As fighting breaks out across Dublin, beginning the Irish Civil War, a distraught and angry O'Toole leads his troops in pursuit of the rebels, hunting them down ruthlessly. Seeing Kelly about to be shot by a government soldier, Coyne kills the latter and switches sides, joining Kelly. Injured in the fighting, Coyne is left in a deserted building whilst Kelly goes to find an escape route. O'Toole abruptly enters the room and he and Coyne fire simultaneously, mortally wounding each other. Kelly comes back and O'Toole aims his gun at him but then changes his mind, deciding to let his old friend go. As Kelly escapes to meet up with Ursula and Ita, O'Toole and Coyne lie side by side, reconciling with each other as they both succumb to their wounds.

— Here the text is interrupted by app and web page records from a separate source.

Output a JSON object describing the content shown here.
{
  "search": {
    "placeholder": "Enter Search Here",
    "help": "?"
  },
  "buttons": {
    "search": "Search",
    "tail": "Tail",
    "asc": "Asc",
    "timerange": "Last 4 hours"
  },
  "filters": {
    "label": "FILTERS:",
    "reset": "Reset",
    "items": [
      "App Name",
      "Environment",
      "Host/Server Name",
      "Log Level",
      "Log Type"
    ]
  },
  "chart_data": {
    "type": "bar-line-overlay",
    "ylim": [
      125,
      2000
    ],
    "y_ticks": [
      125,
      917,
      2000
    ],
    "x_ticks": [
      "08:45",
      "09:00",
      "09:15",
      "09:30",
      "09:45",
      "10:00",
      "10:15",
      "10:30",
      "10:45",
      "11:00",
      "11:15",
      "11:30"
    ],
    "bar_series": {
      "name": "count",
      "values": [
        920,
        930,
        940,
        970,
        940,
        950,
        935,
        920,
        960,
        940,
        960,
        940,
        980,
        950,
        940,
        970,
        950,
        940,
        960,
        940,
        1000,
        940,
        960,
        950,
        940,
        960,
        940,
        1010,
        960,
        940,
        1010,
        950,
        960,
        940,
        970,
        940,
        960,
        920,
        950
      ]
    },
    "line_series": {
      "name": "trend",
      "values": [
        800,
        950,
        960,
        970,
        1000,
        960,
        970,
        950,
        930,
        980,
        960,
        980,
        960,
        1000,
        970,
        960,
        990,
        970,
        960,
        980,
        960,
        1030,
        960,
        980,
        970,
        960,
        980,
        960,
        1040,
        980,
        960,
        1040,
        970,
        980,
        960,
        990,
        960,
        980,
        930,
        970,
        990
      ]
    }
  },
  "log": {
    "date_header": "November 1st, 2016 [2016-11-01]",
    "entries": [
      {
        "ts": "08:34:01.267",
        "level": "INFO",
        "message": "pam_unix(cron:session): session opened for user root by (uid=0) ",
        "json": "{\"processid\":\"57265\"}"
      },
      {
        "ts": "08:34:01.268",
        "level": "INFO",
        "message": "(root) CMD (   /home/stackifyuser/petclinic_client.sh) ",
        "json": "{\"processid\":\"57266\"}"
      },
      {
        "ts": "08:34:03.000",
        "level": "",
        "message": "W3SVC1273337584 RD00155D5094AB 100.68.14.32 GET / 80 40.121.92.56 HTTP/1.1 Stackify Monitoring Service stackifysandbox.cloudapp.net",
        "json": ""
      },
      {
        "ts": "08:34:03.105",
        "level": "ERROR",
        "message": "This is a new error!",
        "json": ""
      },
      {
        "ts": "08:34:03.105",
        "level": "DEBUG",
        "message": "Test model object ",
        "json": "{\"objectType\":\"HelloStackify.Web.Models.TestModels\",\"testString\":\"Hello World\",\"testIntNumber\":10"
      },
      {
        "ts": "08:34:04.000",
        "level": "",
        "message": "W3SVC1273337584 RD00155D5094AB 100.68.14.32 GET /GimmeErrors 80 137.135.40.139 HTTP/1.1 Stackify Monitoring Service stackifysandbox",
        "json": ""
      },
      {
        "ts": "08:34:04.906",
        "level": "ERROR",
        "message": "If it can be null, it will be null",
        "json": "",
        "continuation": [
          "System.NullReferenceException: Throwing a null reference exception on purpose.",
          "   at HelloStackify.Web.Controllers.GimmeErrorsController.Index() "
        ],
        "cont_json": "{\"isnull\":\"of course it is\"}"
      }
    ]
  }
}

The production of Rebel Heart proved to be controversial. It was most heavily criticised in Britain for what was perceived as its slanted viewpoint of the events between 1916 and 1922.
Criticised in particular was the involvement of the BBC in making a film purportedly propagandising for the IRA during the delicate peace process in Northern Ireland. The Ulster Unionist leader David Trimble attacked the corporation for making a series that could be used as propaganda for the modern IRA.
It was also attacked by Irish nationalist historians, who highlighted the fact that the series portrayed Michael Collins in a bad and sinister light, particularly in the later episodes when he signs a peace treaty with the British, which angered many supporters of Collins.
In the first episode the Battle of Mount Street Bridge is depicted as having been fought on the last day of the Rising, in reality it was fought on the third day of the rising.
Eammon Ceannt is depicted as having been executed after James Connolly, in reality Ceannt was executed by firing squad four days before James Connolly was shot.
The series has not yet been released on DVD.
- "Rebels against British tyranny".
- Bennett, Ronan (3 December 2000). "Why this witch-hunt won't stop me writing on Ireland" – via The Guardian.
- "AN PHOBLACHT/REPUBLICAN NEWS".